EXERCISE DIRECTIONS: Collect every line of the records below that contains the word "maker".

Element data from apps and pages:
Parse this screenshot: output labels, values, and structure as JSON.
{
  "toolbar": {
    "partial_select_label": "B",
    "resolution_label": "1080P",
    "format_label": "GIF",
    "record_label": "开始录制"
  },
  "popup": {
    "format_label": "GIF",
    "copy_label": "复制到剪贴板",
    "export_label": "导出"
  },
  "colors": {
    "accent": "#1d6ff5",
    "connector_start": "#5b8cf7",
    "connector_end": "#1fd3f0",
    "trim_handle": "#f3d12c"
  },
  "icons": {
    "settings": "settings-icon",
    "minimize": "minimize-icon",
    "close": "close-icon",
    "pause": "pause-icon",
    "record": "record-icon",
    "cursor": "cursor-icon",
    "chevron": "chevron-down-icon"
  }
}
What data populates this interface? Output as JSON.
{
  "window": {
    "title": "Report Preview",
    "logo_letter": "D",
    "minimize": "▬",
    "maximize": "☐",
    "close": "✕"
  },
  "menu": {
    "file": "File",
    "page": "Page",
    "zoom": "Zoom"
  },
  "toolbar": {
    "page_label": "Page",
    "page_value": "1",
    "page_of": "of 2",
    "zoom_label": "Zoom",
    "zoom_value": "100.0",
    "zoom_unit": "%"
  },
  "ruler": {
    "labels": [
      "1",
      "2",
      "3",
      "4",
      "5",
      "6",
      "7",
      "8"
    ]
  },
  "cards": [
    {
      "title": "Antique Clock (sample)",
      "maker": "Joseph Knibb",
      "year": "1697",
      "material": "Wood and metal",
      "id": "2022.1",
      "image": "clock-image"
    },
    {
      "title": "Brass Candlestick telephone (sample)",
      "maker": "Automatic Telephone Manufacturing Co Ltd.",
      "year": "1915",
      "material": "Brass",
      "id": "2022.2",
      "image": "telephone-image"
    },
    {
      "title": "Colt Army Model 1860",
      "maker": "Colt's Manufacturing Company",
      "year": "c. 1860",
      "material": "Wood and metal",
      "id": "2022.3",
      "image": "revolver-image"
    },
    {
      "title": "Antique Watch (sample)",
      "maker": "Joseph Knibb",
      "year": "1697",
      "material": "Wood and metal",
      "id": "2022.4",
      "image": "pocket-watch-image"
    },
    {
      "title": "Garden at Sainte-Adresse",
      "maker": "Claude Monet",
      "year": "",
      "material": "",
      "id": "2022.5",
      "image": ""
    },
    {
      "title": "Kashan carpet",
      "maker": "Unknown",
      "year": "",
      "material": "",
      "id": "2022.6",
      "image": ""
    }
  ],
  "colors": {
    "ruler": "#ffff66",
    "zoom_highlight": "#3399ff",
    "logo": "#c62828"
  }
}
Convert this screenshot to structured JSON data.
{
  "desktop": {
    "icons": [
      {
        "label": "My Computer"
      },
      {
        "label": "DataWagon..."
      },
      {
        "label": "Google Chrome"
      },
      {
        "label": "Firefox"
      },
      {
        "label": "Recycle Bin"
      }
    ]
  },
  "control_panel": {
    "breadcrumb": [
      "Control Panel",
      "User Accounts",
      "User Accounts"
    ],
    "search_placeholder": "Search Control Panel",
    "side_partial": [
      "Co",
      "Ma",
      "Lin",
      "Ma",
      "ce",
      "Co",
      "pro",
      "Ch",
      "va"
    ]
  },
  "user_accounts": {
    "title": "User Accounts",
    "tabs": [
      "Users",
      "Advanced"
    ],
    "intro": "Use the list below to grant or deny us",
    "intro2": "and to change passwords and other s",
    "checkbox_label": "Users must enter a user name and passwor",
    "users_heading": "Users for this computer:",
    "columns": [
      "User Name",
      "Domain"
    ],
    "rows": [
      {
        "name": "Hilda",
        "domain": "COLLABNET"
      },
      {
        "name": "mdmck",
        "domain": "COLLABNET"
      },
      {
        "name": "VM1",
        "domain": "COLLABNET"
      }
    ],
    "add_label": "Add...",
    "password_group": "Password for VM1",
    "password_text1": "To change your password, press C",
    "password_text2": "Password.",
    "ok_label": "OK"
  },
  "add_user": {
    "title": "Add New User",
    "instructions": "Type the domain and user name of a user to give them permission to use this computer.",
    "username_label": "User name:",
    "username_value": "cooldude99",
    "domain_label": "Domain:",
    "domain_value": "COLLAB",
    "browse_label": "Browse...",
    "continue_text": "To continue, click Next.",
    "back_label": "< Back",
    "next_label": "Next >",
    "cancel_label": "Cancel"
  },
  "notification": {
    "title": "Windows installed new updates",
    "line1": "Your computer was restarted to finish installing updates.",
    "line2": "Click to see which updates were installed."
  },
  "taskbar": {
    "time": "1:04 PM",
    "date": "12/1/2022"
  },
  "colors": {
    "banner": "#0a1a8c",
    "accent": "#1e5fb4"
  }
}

ANSWER BOX:
      "maker": "Joseph Knibb",
      "maker": "Automatic Telephone Manufacturing Co Ltd.",
      "maker": "Colt's Manufacturing Company",
      "maker": "Joseph Knibb",
      "maker": "Claude Monet",
      "maker": "Unknown",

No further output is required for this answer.